5 minute read
Post Contributed by Anas Orwani, Business Systems Analysis Senior Manager, NTT Data
Leadership Winnipeg Class of 2023-2024
Despite the extreme cold weather, we had a great day roaming around the inner city of Winnipeg. Everyone was looking forward to having our first meeting of 2024. Being Winnipeggers, each member seems to be prepared by bringing in thick coats, snow gloves and hats with a few scarfs.
Everyone boarded the bus early in the morning, and we had our first stop at the Canadian Community Economic Development Network (CCEDNet) Centre which is a social enterprise that connects people and ideas for action to build local economies that strengthen communities and benefit everyone. The building was super busy despite out early morning arrival time. We had a couple of sessions to introduce the concept of the social enterprise and to showcase the working groups. Sessions were facilitated by Michael Barkman who is the Manitoba Network Manager that focuses on leveraging members and government relationships. One of the main takeaways for me was that a social enterprise is basically a disruptive scalable business model somewhere between a non-profit and a profitable business.
Here is a list of the social enterprises we have met:
- Aki Energy/Aki Foods which is an Indigenous non-profit social enterprise focused on developing healthy food-based projects that promote employment opportunities and economic development in First Nations communities.
- Purpose Construction which combines social housing development and rehabilitation with trades training and employment run for underrepresented people.
- LITE (Local Investment Toward Employment) which helps to create job opportunities for people struggling against barriers to employment to ensure positive job experiences, lives, and improved communities.
- BUILD Inc which provides a six-week in-class training programs for people who face barriers to employment in carpentry.
- SPARK which matches organizations working on critical issues in Winnipeg with people wanting to donate their professional skills for social good.
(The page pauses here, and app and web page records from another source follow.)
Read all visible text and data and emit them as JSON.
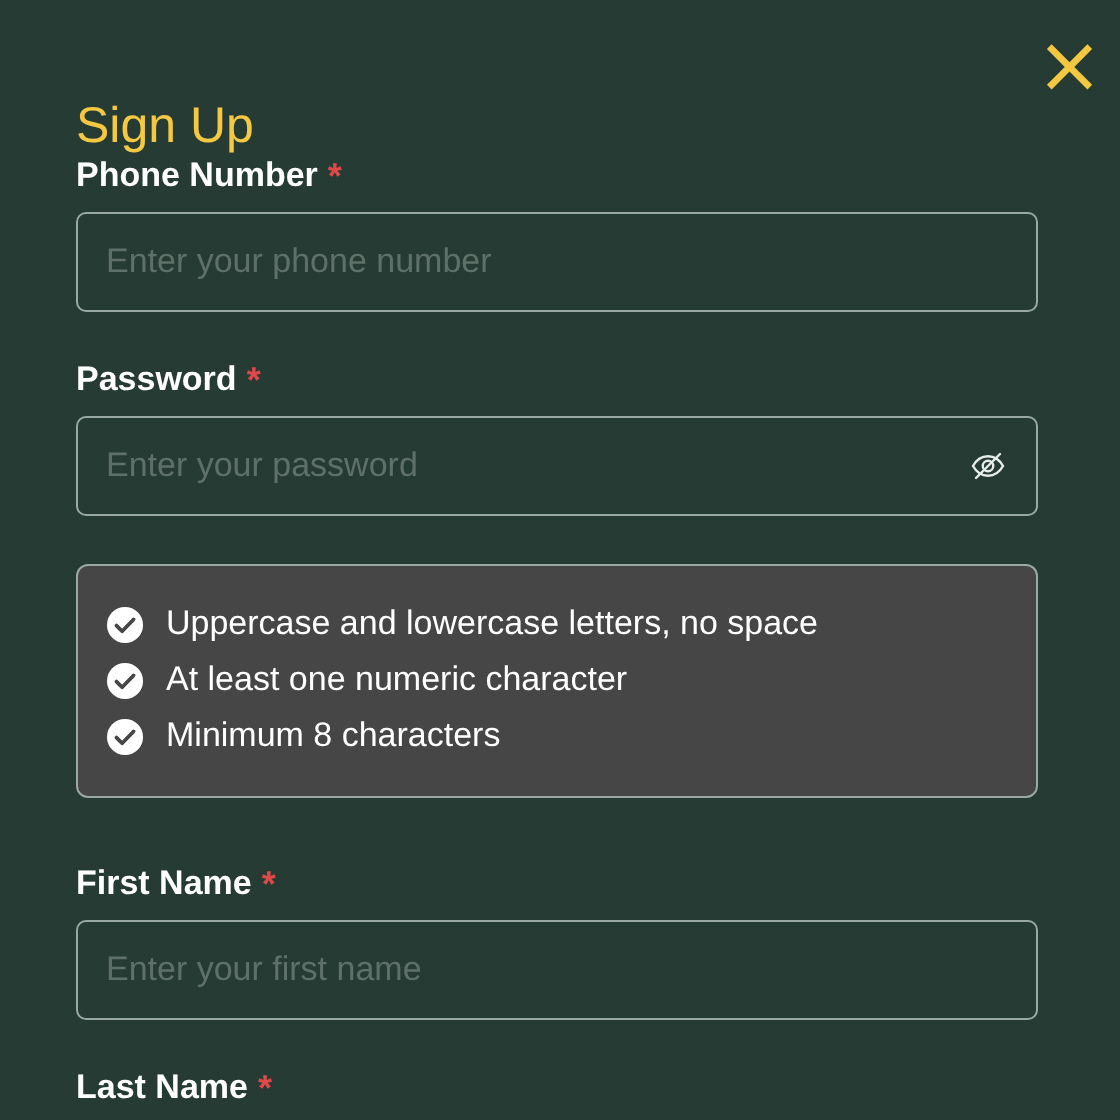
{
  "dialog": {
    "title": "Sign Up",
    "close": "×"
  },
  "fields": [
    {
      "kind": "text",
      "label": "Phone Number",
      "required": true,
      "marker": "*",
      "placeholder": "Enter your phone number"
    },
    {
      "kind": "password",
      "label": "Password",
      "required": true,
      "marker": "*",
      "placeholder": "Enter your password"
    },
    {
      "kind": "rules",
      "rules": [
        {
          "text": "Uppercase and lowercase letters, no space",
          "met": true
        },
        {
          "text": "At least one numeric character",
          "met": true
        },
        {
          "text": "Minimum 8 characters",
          "met": true
        }
      ]
    },
    {
      "kind": "text",
      "label": "First Name",
      "required": true,
      "marker": "*",
      "placeholder": "Enter your first name"
    },
    {
      "kind": "text",
      "label": "Last Name",
      "required": true,
      "marker": "*"
    }
  ]
}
Just before noon time, we boarded the bus again, moving to North End Women’s Centre (NEWC) where we had the opportunity to look at the initiatives this community has like the transitional housing, parenting programs, counselling, and thrift store. After getting our nice lunch, we had a presentation session by Susan Berthiaume, the special project coordinator who briefed us about the centre strategy and plans. Then, we had a quick site visit to the transitional housing and I was impressed with the level of service and quality of life provided to residents. Next, we walked along Selkirk Avenue to the Urban Circle Training Centre and Makoonsag Intergenerational Children’s Centre where we had presentations and tours for both the centres.
When looking at my watch, I could hardly believe that it was 3:45 p.m. already. Time passed so quickly and to me it was a rich day in leadership and volunteering experience. It was so motivational to learn about how these initiatives are not only leaning on governmental and donors funding but also trying to uncover and innovate ways to recycle the resources they have to get more value to their community and partially self fund the initiatives they envision.